* WHAT THE EXERCISE ASKS:
When copying the records below, keep every word as it is and drop the images.

(Website and app data records)
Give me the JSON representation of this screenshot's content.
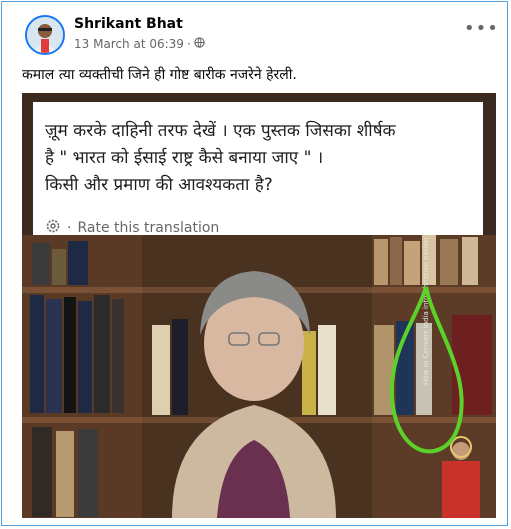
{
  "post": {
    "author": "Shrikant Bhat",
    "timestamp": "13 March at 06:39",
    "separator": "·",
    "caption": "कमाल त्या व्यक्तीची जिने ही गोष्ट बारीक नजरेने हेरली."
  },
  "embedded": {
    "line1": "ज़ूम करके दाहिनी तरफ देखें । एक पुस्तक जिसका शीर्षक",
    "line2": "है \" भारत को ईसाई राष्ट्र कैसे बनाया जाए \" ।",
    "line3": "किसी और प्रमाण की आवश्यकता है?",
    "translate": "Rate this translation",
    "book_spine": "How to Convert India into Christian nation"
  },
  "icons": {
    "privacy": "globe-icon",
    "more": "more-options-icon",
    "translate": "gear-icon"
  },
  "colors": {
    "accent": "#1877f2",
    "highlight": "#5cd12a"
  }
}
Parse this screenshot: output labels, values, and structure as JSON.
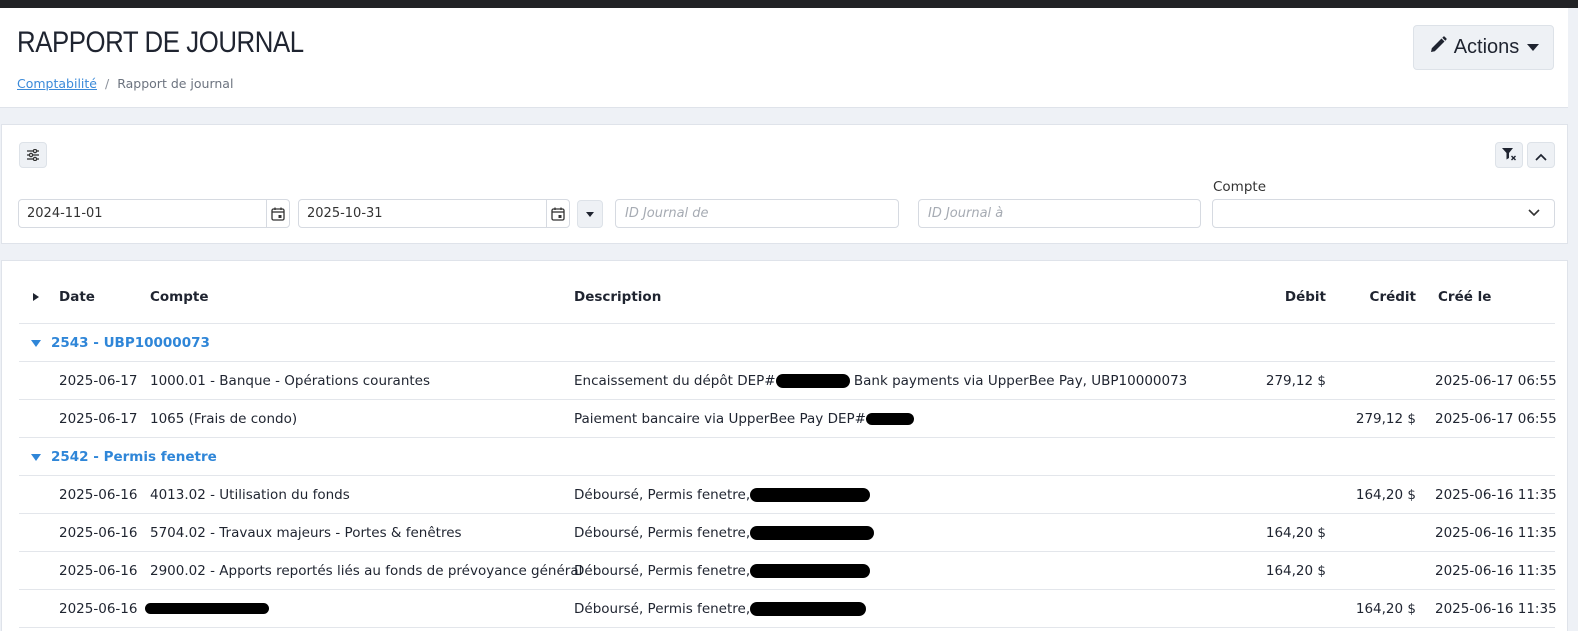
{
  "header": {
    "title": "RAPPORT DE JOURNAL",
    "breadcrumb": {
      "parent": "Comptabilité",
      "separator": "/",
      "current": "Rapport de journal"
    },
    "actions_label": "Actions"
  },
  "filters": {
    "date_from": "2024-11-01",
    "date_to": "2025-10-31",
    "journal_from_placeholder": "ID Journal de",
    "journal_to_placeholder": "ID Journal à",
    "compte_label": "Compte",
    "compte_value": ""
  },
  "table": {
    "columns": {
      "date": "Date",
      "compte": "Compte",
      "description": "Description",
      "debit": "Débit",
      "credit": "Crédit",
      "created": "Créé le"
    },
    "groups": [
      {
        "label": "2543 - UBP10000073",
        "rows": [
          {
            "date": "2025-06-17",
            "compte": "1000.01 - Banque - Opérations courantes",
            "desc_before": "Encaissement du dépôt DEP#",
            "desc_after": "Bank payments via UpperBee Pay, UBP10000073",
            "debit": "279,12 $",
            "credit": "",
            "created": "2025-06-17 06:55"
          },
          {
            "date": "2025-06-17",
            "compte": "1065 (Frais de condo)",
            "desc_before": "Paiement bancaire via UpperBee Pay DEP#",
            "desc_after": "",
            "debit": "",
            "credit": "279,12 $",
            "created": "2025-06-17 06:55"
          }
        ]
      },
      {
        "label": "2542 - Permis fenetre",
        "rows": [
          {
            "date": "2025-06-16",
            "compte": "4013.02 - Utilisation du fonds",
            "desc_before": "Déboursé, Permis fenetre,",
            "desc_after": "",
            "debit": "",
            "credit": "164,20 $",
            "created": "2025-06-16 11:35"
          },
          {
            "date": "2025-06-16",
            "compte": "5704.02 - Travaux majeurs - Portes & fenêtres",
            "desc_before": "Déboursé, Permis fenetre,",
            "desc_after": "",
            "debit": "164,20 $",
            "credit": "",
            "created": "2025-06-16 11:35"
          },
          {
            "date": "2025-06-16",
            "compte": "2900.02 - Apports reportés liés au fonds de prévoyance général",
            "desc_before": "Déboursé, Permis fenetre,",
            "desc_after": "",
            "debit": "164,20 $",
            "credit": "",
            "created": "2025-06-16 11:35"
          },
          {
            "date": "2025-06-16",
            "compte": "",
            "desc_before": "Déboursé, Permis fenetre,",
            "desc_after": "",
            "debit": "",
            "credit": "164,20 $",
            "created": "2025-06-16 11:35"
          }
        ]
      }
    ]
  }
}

* TASK RESPONSE:
Give me the JSON representation of this screenshot's content.
{
  "post": {
    "author": "Shrikant Bhat",
    "timestamp": "13 March at 06:39",
    "separator": "·",
    "caption": "कमाल त्या व्यक्तीची जिने ही गोष्ट बारीक नजरेने हेरली."
  },
  "embedded": {
    "line1": "ज़ूम करके दाहिनी तरफ देखें । एक पुस्तक जिसका शीर्षक",
    "line2": "है \" भारत को ईसाई राष्ट्र कैसे बनाया जाए \" ।",
    "line3": "किसी और प्रमाण की आवश्यकता है?",
    "translate": "Rate this translation",
    "book_spine": "How to Convert India into Christian nation"
  },
  "icons": {
    "privacy": "globe-icon",
    "more": "more-options-icon",
    "translate": "gear-icon"
  },
  "colors": {
    "accent": "#1877f2",
    "highlight": "#5cd12a"
  }
}
Parse this screenshot: output labels, values, and structure as JSON.
{
  "header": {
    "title": "RAPPORT DE JOURNAL",
    "breadcrumb": {
      "parent": "Comptabilité",
      "separator": "/",
      "current": "Rapport de journal"
    },
    "actions_label": "Actions"
  },
  "filters": {
    "date_from": "2024-11-01",
    "date_to": "2025-10-31",
    "journal_from_placeholder": "ID Journal de",
    "journal_to_placeholder": "ID Journal à",
    "compte_label": "Compte",
    "compte_value": ""
  },
  "table": {
    "columns": {
      "date": "Date",
      "compte": "Compte",
      "description": "Description",
      "debit": "Débit",
      "credit": "Crédit",
      "created": "Créé le"
    },
    "groups": [
      {
        "label": "2543 - UBP10000073",
        "rows": [
          {
            "date": "2025-06-17",
            "compte": "1000.01 - Banque - Opérations courantes",
            "desc_before": "Encaissement du dépôt DEP#",
            "desc_after": "Bank payments via UpperBee Pay, UBP10000073",
            "debit": "279,12 $",
            "credit": "",
            "created": "2025-06-17 06:55"
          },
          {
            "date": "2025-06-17",
            "compte": "1065 (Frais de condo)",
            "desc_before": "Paiement bancaire via UpperBee Pay DEP#",
            "desc_after": "",
            "debit": "",
            "credit": "279,12 $",
            "created": "2025-06-17 06:55"
          }
        ]
      },
      {
        "label": "2542 - Permis fenetre",
        "rows": [
          {
            "date": "2025-06-16",
            "compte": "4013.02 - Utilisation du fonds",
            "desc_before": "Déboursé, Permis fenetre,",
            "desc_after": "",
            "debit": "",
            "credit": "164,20 $",
            "created": "2025-06-16 11:35"
          },
          {
            "date": "2025-06-16",
            "compte": "5704.02 - Travaux majeurs - Portes & fenêtres",
            "desc_before": "Déboursé, Permis fenetre,",
            "desc_after": "",
            "debit": "164,20 $",
            "credit": "",
            "created": "2025-06-16 11:35"
          },
          {
            "date": "2025-06-16",
            "compte": "2900.02 - Apports reportés liés au fonds de prévoyance général",
            "desc_before": "Déboursé, Permis fenetre,",
            "desc_after": "",
            "debit": "164,20 $",
            "credit": "",
            "created": "2025-06-16 11:35"
          },
          {
            "date": "2025-06-16",
            "compte": "",
            "desc_before": "Déboursé, Permis fenetre,",
            "desc_after": "",
            "debit": "",
            "credit": "164,20 $",
            "created": "2025-06-16 11:35"
          }
        ]
      }
    ]
  }
}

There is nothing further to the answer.